━━━━━ Data extract ━━━━━

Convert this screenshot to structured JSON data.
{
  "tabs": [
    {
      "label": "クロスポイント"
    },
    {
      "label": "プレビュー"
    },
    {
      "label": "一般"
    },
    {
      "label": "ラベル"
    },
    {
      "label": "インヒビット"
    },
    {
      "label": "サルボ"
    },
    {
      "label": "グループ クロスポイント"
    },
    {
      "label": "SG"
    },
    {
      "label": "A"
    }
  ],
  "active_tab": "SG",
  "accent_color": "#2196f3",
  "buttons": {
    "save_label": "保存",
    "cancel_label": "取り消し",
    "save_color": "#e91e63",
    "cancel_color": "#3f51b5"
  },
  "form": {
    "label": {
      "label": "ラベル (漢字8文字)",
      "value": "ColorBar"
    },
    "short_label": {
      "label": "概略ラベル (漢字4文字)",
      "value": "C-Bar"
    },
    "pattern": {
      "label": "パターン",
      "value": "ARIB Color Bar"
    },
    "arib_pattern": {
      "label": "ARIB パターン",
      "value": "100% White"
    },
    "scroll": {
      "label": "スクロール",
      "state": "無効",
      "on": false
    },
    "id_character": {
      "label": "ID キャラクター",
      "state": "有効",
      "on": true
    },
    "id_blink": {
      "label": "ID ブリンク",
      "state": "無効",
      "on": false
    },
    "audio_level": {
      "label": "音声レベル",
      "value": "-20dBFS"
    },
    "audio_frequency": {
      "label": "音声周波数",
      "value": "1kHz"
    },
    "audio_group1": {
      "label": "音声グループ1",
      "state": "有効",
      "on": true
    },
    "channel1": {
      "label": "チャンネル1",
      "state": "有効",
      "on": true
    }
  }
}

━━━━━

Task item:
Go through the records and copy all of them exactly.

The completed task:
Convert this screenshot to structured JSON data.
{
  "tabs": [
    {
      "label": "クロスポイント"
    },
    {
      "label": "プレビュー"
    },
    {
      "label": "一般"
    },
    {
      "label": "ラベル"
    },
    {
      "label": "インヒビット"
    },
    {
      "label": "サルボ"
    },
    {
      "label": "グループ クロスポイント"
    },
    {
      "label": "SG"
    },
    {
      "label": "A"
    }
  ],
  "active_tab": "SG",
  "accent_color": "#2196f3",
  "buttons": {
    "save_label": "保存",
    "cancel_label": "取り消し",
    "save_color": "#e91e63",
    "cancel_color": "#3f51b5"
  },
  "form": {
    "label": {
      "label": "ラベル (漢字8文字)",
      "value": "ColorBar"
    },
    "short_label": {
      "label": "概略ラベル (漢字4文字)",
      "value": "C-Bar"
    },
    "pattern": {
      "label": "パターン",
      "value": "ARIB Color Bar"
    },
    "arib_pattern": {
      "label": "ARIB パターン",
      "value": "100% White"
    },
    "scroll": {
      "label": "スクロール",
      "state": "無効",
      "on": false
    },
    "id_character": {
      "label": "ID キャラクター",
      "state": "有効",
      "on": true
    },
    "id_blink": {
      "label": "ID ブリンク",
      "state": "無効",
      "on": false
    },
    "audio_level": {
      "label": "音声レベル",
      "value": "-20dBFS"
    },
    "audio_frequency": {
      "label": "音声周波数",
      "value": "1kHz"
    },
    "audio_group1": {
      "label": "音声グループ1",
      "state": "有効",
      "on": true
    },
    "channel1": {
      "label": "チャンネル1",
      "state": "有効",
      "on": true
    }
  }
}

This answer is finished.